# YOUR OBJECTIVE:
Return every entry below without altering a word.

[Website and app data records]
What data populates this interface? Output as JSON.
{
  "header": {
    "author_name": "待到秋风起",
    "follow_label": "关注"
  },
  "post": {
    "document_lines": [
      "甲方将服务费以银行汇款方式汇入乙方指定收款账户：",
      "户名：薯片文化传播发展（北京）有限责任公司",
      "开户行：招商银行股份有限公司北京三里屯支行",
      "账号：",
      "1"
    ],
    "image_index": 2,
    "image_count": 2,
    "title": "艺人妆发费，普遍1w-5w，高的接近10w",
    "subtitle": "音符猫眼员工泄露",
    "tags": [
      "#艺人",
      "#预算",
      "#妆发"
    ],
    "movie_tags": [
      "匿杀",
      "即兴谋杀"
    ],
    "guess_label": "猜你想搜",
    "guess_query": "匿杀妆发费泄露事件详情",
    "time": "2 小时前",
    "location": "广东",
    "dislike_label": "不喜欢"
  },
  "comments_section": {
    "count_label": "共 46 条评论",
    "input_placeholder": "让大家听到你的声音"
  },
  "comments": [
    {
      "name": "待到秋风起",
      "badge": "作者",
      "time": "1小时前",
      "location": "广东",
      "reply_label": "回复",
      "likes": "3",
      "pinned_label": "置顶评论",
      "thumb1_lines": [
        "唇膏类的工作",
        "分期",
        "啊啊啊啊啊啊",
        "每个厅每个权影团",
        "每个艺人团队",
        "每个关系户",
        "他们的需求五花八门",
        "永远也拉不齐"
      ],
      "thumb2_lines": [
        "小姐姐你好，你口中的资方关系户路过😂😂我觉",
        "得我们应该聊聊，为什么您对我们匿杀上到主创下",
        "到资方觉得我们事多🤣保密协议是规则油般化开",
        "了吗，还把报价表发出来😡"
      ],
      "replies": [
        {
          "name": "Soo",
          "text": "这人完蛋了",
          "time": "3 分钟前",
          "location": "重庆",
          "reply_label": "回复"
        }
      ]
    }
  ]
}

# OUTPUT OF THE EXERCISE:
What data populates this interface? Output as JSON.
{
  "header": {
    "author_name": "待到秋风起",
    "follow_label": "关注"
  },
  "post": {
    "document_lines": [
      "甲方将服务费以银行汇款方式汇入乙方指定收款账户：",
      "户名：薯片文化传播发展（北京）有限责任公司",
      "开户行：招商银行股份有限公司北京三里屯支行",
      "账号：",
      "1"
    ],
    "image_index": 2,
    "image_count": 2,
    "title": "艺人妆发费，普遍1w-5w，高的接近10w",
    "subtitle": "音符猫眼员工泄露",
    "tags": [
      "#艺人",
      "#预算",
      "#妆发"
    ],
    "movie_tags": [
      "匿杀",
      "即兴谋杀"
    ],
    "guess_label": "猜你想搜",
    "guess_query": "匿杀妆发费泄露事件详情",
    "time": "2 小时前",
    "location": "广东",
    "dislike_label": "不喜欢"
  },
  "comments_section": {
    "count_label": "共 46 条评论",
    "input_placeholder": "让大家听到你的声音"
  },
  "comments": [
    {
      "name": "待到秋风起",
      "badge": "作者",
      "time": "1小时前",
      "location": "广东",
      "reply_label": "回复",
      "likes": "3",
      "pinned_label": "置顶评论",
      "thumb1_lines": [
        "唇膏类的工作",
        "分期",
        "啊啊啊啊啊啊",
        "每个厅每个权影团",
        "每个艺人团队",
        "每个关系户",
        "他们的需求五花八门",
        "永远也拉不齐"
      ],
      "thumb2_lines": [
        "小姐姐你好，你口中的资方关系户路过😂😂我觉",
        "得我们应该聊聊，为什么您对我们匿杀上到主创下",
        "到资方觉得我们事多🤣保密协议是规则油般化开",
        "了吗，还把报价表发出来😡"
      ],
      "replies": [
        {
          "name": "Soo",
          "text": "这人完蛋了",
          "time": "3 分钟前",
          "location": "重庆",
          "reply_label": "回复"
        }
      ]
    }
  ]
}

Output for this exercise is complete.